Martin's remedy: shush! More precisely: she concedes that lately more men have lost jobs than women. But we shouldn't talk about it. "[T]his sort of polarized punditry." she pundicizes,
is exactly what keeps both men and women from making true progress. The truth is our fates are inextricably tied together, not running on two parallel tracks. When men lose their jobs -- and, indeed, they have at a higher rate than women recently -- American families all suffer ... Newsflash: Men aren't from Mars and women aren't from Venus; we're all struggling to make healthy, meaningful lives on the same damn planet -- and it's time we started acting like it.Coming from a quarter that has spent the last 40 years or so telling us that men and women really are different--and that specifically women's experience has been suppressed, buried, hidden, minimized, devalorized, whatever--this is pretty rich. Calling for a new ethic of cooperation between men and women will require, at the least, a good deal of reprogramming, and a good deal of forgetting what we have been told for a long time.
I should be careful not to let myself be misundestood here--I think her lot were mostly right the first time. Men and women are different ("deal with it!" the bumper sticker says), and through most of human history those differences have been at best misunderstood, often rendered invisible, and at worst demonized. To free ourselves--however incompletely--from these barriers of misapprehension has been a major achievement; the protagonists of this change (mostly women) can be justly proud.
But there is no obscuring the fact that men in our time are falling apart. Once again, let there be no misunderstanding here: there is no just basis for special pleading on this one, and certainly no grounds for pity. It is, of course, a social problem of considerable magnitude, insofar as a loose agglomoration of underutilized, testosterone-poisoned males is always a social problem, and is bound to be moreso as the horde gets bigger.
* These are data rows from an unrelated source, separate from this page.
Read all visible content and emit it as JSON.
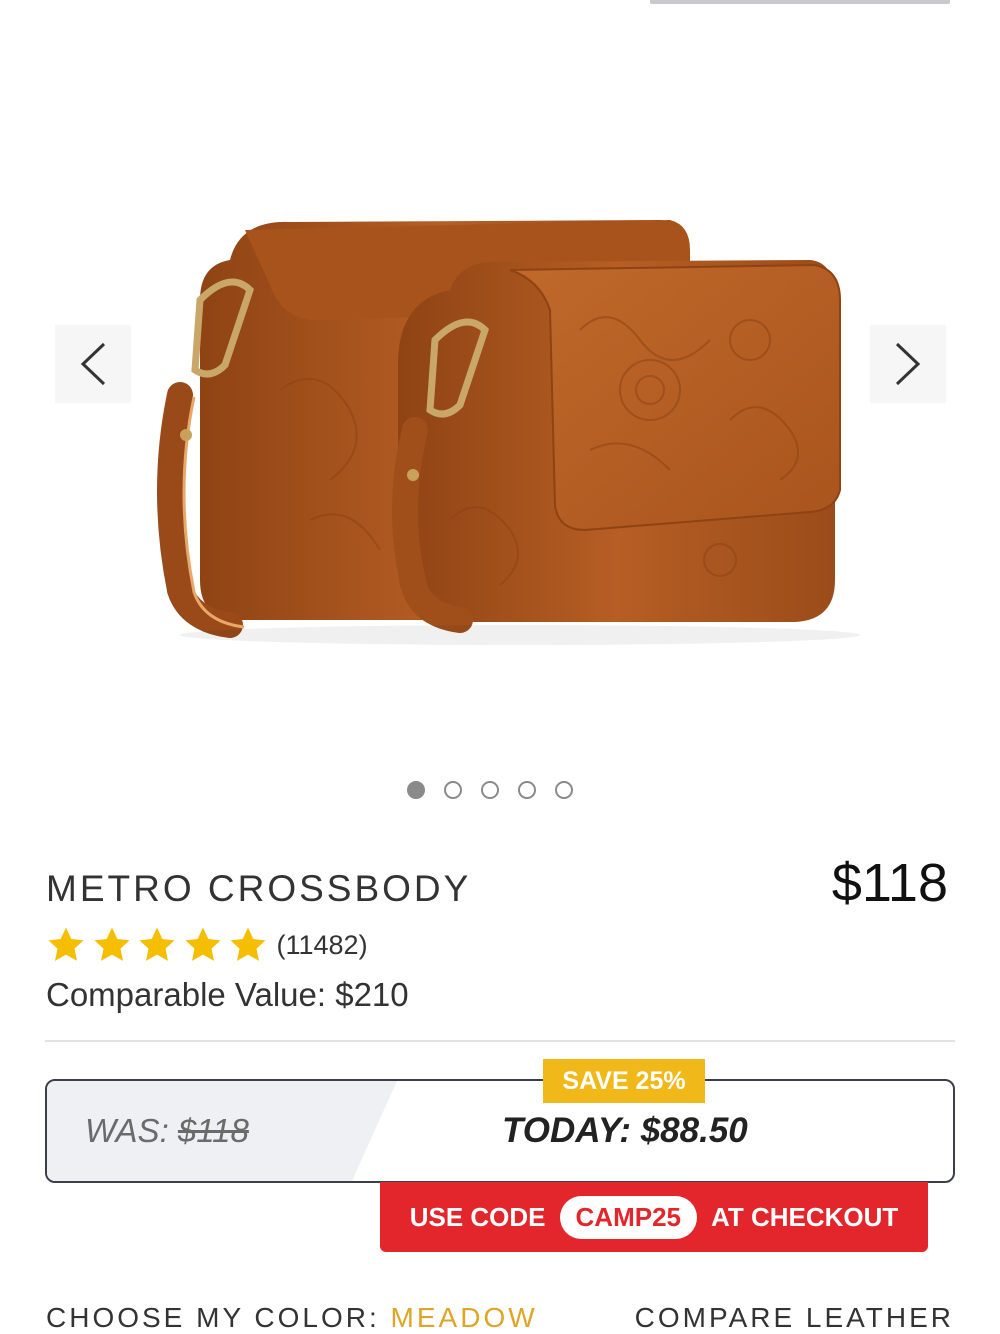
{
  "product": {
    "title": "METRO CROSSBODY",
    "price": "$118",
    "rating_stars": 5,
    "review_count": "(11482)",
    "comparable_value": "Comparable Value: $210"
  },
  "carousel": {
    "slide_count": 5,
    "active_index": 0
  },
  "deal": {
    "badge": "SAVE 25%",
    "was_label": "WAS: ",
    "was_price": "$118",
    "today": "TODAY: $88.50"
  },
  "promo": {
    "prefix": "USE CODE",
    "code": "CAMP25",
    "suffix": "AT CHECKOUT"
  },
  "options": {
    "choose_color_label": "CHOOSE MY COLOR: ",
    "color_name": "MEADOW",
    "compare_link": "COMPARE LEATHER"
  },
  "colors": {
    "star": "#f6be00",
    "badge": "#f1b81a",
    "promo_red": "#e3262c",
    "color_name": "#e0a526",
    "leather": "#b25e23"
  }
}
But it's just one of those things that happen in life, and if there is a way to right the vessel of manhood, then somebody--which is to say, mostly menb--will have to figure out how to do it.
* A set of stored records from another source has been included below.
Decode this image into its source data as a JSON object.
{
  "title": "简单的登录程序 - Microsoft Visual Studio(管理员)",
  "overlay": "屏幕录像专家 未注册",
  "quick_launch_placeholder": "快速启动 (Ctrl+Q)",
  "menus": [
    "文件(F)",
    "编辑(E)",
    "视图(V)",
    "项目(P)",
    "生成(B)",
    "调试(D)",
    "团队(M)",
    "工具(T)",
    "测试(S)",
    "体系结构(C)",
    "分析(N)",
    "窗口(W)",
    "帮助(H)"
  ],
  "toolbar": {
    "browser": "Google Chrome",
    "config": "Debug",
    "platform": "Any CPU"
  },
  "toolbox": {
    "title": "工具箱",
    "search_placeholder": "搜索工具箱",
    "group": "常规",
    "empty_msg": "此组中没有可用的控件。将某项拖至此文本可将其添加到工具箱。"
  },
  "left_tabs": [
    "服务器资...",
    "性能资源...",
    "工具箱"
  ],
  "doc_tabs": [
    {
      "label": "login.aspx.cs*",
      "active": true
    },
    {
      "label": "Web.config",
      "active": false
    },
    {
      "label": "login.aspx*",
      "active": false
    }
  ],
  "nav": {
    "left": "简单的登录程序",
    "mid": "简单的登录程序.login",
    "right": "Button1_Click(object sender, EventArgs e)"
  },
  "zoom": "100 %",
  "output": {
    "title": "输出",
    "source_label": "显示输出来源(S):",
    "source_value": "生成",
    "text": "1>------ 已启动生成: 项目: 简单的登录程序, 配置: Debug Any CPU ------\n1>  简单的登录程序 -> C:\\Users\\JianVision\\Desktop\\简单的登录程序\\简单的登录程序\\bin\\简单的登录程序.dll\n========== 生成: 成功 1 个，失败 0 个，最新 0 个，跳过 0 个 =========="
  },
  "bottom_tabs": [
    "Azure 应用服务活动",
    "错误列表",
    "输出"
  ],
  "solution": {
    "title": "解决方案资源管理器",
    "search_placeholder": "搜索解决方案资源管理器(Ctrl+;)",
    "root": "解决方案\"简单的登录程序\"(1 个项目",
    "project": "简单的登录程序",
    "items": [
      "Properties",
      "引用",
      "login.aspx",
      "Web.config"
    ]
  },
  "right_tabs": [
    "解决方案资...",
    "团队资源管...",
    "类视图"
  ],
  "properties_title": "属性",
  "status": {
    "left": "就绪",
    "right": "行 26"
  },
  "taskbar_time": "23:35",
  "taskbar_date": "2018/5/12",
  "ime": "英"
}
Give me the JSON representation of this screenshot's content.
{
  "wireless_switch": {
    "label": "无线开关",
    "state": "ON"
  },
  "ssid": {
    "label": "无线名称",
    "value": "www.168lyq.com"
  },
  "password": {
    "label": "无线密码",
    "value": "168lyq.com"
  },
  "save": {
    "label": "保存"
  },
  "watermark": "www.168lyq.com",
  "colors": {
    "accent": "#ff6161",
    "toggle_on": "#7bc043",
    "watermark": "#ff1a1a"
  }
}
I haven't the slightest notion how this will all sort out. My own best guess is that we--society, the world--will end up just breeding them out, although that is likely to take another couple of generations and I won't be around to see it. But we gain little or nothing from glib or facile preachments about how we shoud all just get along.
Footnote: if Martin thinks I'm cranky, should take a look this update from Christine Hoff Summers, who think that the he-session was all part of the plan.